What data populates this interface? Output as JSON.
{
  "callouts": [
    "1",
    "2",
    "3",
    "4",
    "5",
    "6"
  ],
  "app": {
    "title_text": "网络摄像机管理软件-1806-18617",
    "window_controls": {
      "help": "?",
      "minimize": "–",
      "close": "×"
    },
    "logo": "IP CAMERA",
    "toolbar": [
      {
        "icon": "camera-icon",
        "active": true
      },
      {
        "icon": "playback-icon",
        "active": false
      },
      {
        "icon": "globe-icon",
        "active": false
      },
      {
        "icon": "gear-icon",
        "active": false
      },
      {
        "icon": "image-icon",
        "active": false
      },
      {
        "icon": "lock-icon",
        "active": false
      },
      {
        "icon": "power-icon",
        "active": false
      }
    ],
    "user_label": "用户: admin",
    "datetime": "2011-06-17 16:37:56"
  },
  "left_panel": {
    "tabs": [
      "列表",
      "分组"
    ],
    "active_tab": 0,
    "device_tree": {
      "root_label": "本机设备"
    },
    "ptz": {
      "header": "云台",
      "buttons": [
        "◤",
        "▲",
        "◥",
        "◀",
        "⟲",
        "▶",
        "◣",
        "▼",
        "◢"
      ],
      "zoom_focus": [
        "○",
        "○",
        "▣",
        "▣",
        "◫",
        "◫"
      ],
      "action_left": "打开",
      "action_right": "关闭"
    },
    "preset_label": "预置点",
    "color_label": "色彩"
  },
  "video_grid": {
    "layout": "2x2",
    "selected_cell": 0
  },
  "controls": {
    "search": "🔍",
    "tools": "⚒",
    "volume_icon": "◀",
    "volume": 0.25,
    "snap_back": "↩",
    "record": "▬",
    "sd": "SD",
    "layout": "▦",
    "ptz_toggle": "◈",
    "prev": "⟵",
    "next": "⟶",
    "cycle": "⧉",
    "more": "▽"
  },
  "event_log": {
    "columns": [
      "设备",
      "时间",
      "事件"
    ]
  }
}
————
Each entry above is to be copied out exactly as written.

Solution to this problem:
What data populates this interface? Output as JSON.
{
  "callouts": [
    "1",
    "2",
    "3",
    "4",
    "5",
    "6"
  ],
  "app": {
    "title_text": "网络摄像机管理软件-1806-18617",
    "window_controls": {
      "help": "?",
      "minimize": "–",
      "close": "×"
    },
    "logo": "IP CAMERA",
    "toolbar": [
      {
        "icon": "camera-icon",
        "active": true
      },
      {
        "icon": "playback-icon",
        "active": false
      },
      {
        "icon": "globe-icon",
        "active": false
      },
      {
        "icon": "gear-icon",
        "active": false
      },
      {
        "icon": "image-icon",
        "active": false
      },
      {
        "icon": "lock-icon",
        "active": false
      },
      {
        "icon": "power-icon",
        "active": false
      }
    ],
    "user_label": "用户: admin",
    "datetime": "2011-06-17 16:37:56"
  },
  "left_panel": {
    "tabs": [
      "列表",
      "分组"
    ],
    "active_tab": 0,
    "device_tree": {
      "root_label": "本机设备"
    },
    "ptz": {
      "header": "云台",
      "buttons": [
        "◤",
        "▲",
        "◥",
        "◀",
        "⟲",
        "▶",
        "◣",
        "▼",
        "◢"
      ],
      "zoom_focus": [
        "○",
        "○",
        "▣",
        "▣",
        "◫",
        "◫"
      ],
      "action_left": "打开",
      "action_right": "关闭"
    },
    "preset_label": "预置点",
    "color_label": "色彩"
  },
  "video_grid": {
    "layout": "2x2",
    "selected_cell": 0
  },
  "controls": {
    "search": "🔍",
    "tools": "⚒",
    "volume_icon": "◀",
    "volume": 0.25,
    "snap_back": "↩",
    "record": "▬",
    "sd": "SD",
    "layout": "▦",
    "ptz_toggle": "◈",
    "prev": "⟵",
    "next": "⟶",
    "cycle": "⧉",
    "more": "▽"
  },
  "event_log": {
    "columns": [
      "设备",
      "时间",
      "事件"
    ]
  }
}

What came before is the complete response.